Despite limited and conflicting evidence for the efficacy of newly developed robotic technology for laparoscopic prostatectomy, this technology is spreading rapidly. Because the newer technology is more costly, reasons for this rapid adoption are unclear. The authors of this report sought to determine whether hospital acquisition of robotic technology was associated with volume of prostate cancer surgery.
The inpatient dataset of claims records from 2002 to 2008 and the acquisition dates of robotic technology were used to examine the rates of prostatectomy in Wisconsin hospitals. In analyses that accounted for hospital and referral region characteristics, changes in hospital prostatectomy volume were examined for their association with technology acquisition. Overall trends in the rate of prostatectomy also were examined over the study period.
In total, 10,021 prostatectomies were performed in 52 hospitals in Wisconsin's 8 health referral regions during the study period.
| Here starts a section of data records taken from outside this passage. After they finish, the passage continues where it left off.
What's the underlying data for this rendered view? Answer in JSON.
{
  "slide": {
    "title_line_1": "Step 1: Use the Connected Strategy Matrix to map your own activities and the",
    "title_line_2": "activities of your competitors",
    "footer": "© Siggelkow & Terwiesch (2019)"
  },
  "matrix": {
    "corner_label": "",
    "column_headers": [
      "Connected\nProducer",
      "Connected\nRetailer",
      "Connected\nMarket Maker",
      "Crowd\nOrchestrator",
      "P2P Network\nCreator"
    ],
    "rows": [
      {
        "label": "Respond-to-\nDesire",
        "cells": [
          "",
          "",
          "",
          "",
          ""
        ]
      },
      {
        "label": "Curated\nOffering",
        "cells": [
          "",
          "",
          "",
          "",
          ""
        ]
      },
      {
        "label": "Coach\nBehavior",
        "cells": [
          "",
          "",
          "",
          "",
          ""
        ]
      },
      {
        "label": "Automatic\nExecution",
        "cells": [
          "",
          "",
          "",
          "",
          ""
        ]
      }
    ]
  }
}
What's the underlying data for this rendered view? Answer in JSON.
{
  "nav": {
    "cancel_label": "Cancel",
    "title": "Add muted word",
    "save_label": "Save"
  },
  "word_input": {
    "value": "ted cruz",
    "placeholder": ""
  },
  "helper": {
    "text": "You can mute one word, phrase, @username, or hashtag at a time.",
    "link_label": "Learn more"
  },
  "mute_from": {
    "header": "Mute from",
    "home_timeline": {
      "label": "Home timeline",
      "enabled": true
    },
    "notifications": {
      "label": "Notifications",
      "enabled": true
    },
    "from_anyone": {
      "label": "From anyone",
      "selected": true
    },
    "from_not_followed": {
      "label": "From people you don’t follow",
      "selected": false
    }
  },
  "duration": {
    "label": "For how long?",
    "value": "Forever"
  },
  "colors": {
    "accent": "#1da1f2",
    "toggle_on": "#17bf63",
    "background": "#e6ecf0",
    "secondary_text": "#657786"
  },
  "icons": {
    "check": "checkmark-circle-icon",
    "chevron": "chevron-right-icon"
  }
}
The mean quarterly prostatectomy volume in hospitals that did not acquire the technology was 4.5 in 2002 and 3.1 in 2007/2008. In contrast, the mean quarterly prostatectomy volume in hospitals that went on to acquire robotic technology was 16.5 in 2002 and 24.8 in 2007/2008. In adjusted models, the acquisition of a robot was associated with a 114% annual increase (95% confidence interval, 62%-177% annual increase) in hospital prostatectomy volume. The average Wisconsin hospital prostatectomy volume was unchanged during 2002 through 2006 but increased by 25.6% in 2007.
Robotic technology acquisition occurred rapidly in Wisconsin hospitals, and hospitals that acquired a robot had large increases in prostatectomy volume. Cancer 2011;. © 2011 American Cancer Society.